Dataset extract section start

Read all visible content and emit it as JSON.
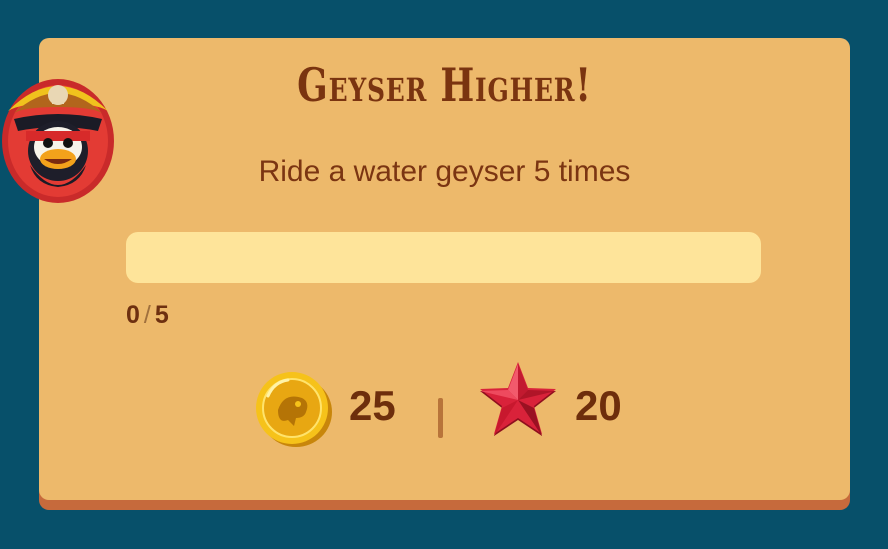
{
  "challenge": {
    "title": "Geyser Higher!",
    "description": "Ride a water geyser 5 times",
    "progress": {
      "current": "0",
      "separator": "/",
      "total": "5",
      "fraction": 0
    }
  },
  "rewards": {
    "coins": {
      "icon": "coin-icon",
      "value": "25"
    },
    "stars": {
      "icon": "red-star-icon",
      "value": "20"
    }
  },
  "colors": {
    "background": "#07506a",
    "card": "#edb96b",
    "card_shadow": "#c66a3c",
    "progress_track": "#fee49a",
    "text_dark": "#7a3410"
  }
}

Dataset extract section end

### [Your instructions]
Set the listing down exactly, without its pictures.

### [Completed task]
Read all visible content and emit it as JSON.
{
  "challenge": {
    "title": "Geyser Higher!",
    "description": "Ride a water geyser 5 times",
    "progress": {
      "current": "0",
      "separator": "/",
      "total": "5",
      "fraction": 0
    }
  },
  "rewards": {
    "coins": {
      "icon": "coin-icon",
      "value": "25"
    },
    "stars": {
      "icon": "red-star-icon",
      "value": "20"
    }
  },
  "colors": {
    "background": "#07506a",
    "card": "#edb96b",
    "card_shadow": "#c66a3c",
    "progress_track": "#fee49a",
    "text_dark": "#7a3410"
  }
}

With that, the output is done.